WHAT IT MEANS TO DRESS IN LAGOS
INY Times n the 1980s, Nigeria was going through a series of military juntas in which cultural and artistic expression were suppressed and heavily policed.
Since then, the government has returned to a democracy, but most of Nigeria remains politically, socially and religiously conservative. Men and women tend to dress accordingly, in loose fitting garments made from vivid traditional textiles (brocade, adire, ankara) and Western-style business professional attire. They wear their hair in gender-conventional fashions: Long for women, short for men. Much of their clothing is stylish, but it is also meant to attract little attention.
These sartorial norms are upheld by institutions and social groups. In some congregations deacons scold female churchgoers for keeping their hair short and suggest that they try weaves instead. Most universities, often considered places for self-discovery, value obedience above personal expression. Stylistic accouterments — tattoos, makeup anklets, too many waist beads or rings stacked atop one another — are seen as excessive and inappropriate.
Still, some Nigerians continue to style themselves in the name of free expression.
Ezra Olubi had to contend with bans on jewellery, pants for women and jeans for everyone on campus when he was a university student. So it wasn't until after graduation that he found freedom in M.A.C. lipsticks and Deborah Lippmann nail polish.

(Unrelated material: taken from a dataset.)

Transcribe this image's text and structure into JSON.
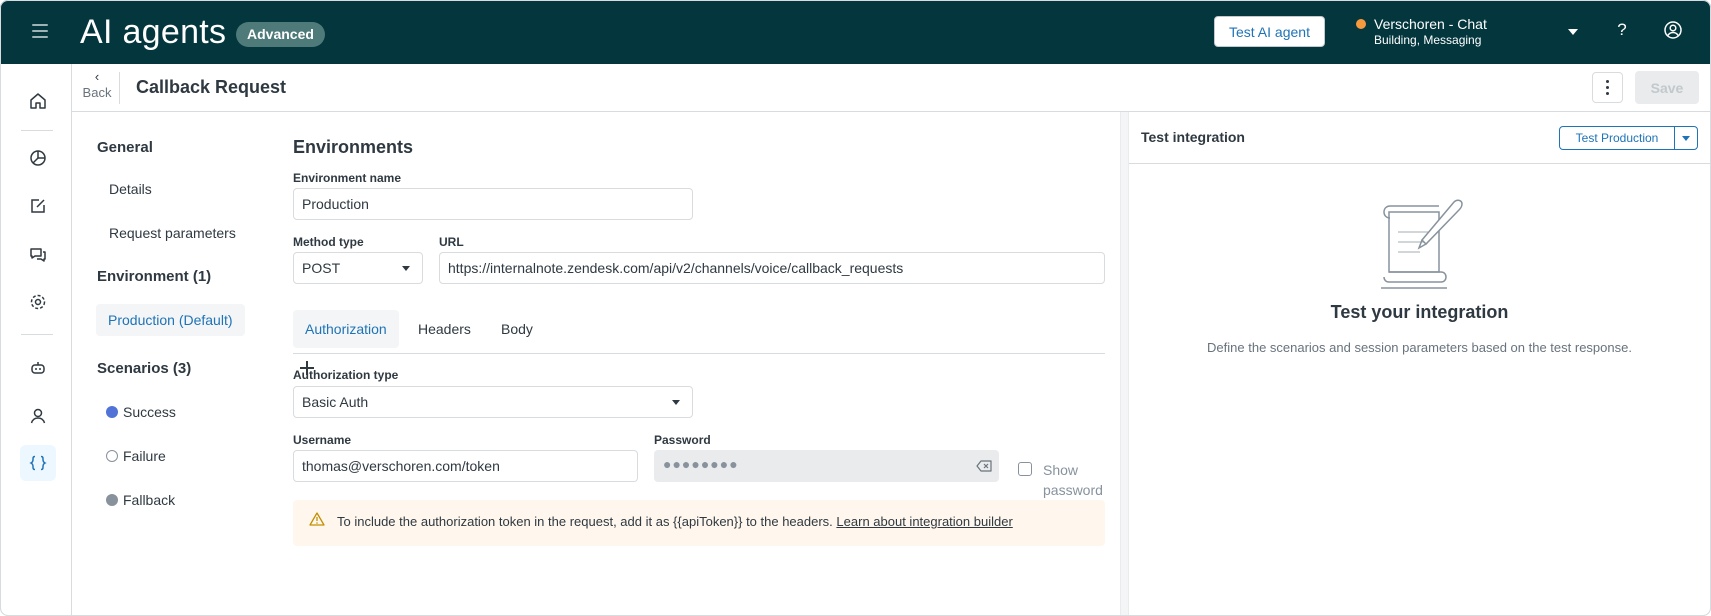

“I got a lot of stares, but I also knew I looked good,” said Olubi, 33, showing off his brilliant purple polish.
Today Olubi attends investor meetings in San Francisco and Lagos with tousled dreadlocks, long nails painted in bright colours and lipstick. He is the co-founder and chief technical officer of a finance tech startup, Paystack, that has raised $13 million in investor funding and was accepted into the Silicon Valley incubator Y Combinator.
Sometimes passers-by ask about his style, expressing concern and confusion.
“When they ask, I tell them why,” Olubi said. “Because I like it.” Sometimes, as a follow-up question, people ask if he is famous — say, an athlete or a musician.
“Everybody thinks the only reason that gives you the right to look like this is because you are an entertainer,” he said. “It shows how much people don't think others are allowed to be individuals.”
There are more pointed responses, too. On his way home from our conversation, for example, Olubi was pulled over by policemen. They wanted to know if his company, Paystack, sold cosmetics. They threatened that painting his nails and wearing makeup is illegal. (It is not.)
In the past Olubi has also had his phone searched by police for pictures, apps and other evidence of his sexuality. The police reasoned that for him to wear makeup and paint his nails, he must be gay, the expression of which has been illegal in Nigeria since 2014.
“You don't owe anybody apologies for your appearance, but when people ask I tend to give them answers,” he said. “It is a teachable moment.”
Of course, there's a big difference between personal expression and what sells.
In 2015, Yegwa Ukpo set up Stranger Lagos, a concept store that stocked monastic, often gender nonconformist clothes inspired by Japanese fashion designer Yohji Yamamoto. Usually dark and loosefitting, the outfits deliberately lack the drama or extravagance with which some Nigerians present themselves; they are clothes that most would never wear.
“The standard I was trying to counter was the idea of ‘clothing as ornament' and ‘clothing as sign of wealth,'” Ukpo said. “The alternative would be clothing as something with worth inherently due to conceptual underpinnings, design — fabric, pattern cutting and construction — exclusive of this idea of whether or not it beautified the wearer.”
In 2018, just three years after it opened, the store shut down.
Adebayo Oke-lawal, 28, the creative director of Orange Culture, stocked his wares at Stranger Lagos while the store was in business.
For his first collection in 2011, Oke-lawal sent models down the runway wearing what he called “skouzers”: Half-skirts draped over trousers at the waist. It was, he said, an attempt to play on the thin line between what is regarded as masculine or feminine. Most people attending the show, a private presentation, were confused. They advised him to stick to fashion styling, which he was also doing at the time.
In subsequent collections, Oke-lawal had more to inspire discomfort. There were collarless tunics with side zips that opened to the upper chest, a suit with a large hole intentionally cut into its upper back, overlapping layers of sheer satin. In 2014, his efforts were recognised: He was a finalist for the Louis Vuitton Moet Hennessy Prize, a prestigious award for young designers.
These days, his clients include Naomi Campbell, Lupita Nyong'o and Chimamanda Adichie. His clothes are in stores in global fashion capitals and across the country, a leap from Stranger Lagos, which was the first and only store to give him a platform early on. He has shown in fashion weeks and presentations in Florence, Italy; Paris; London; Accra, Ghana; New York; and Johannesburg.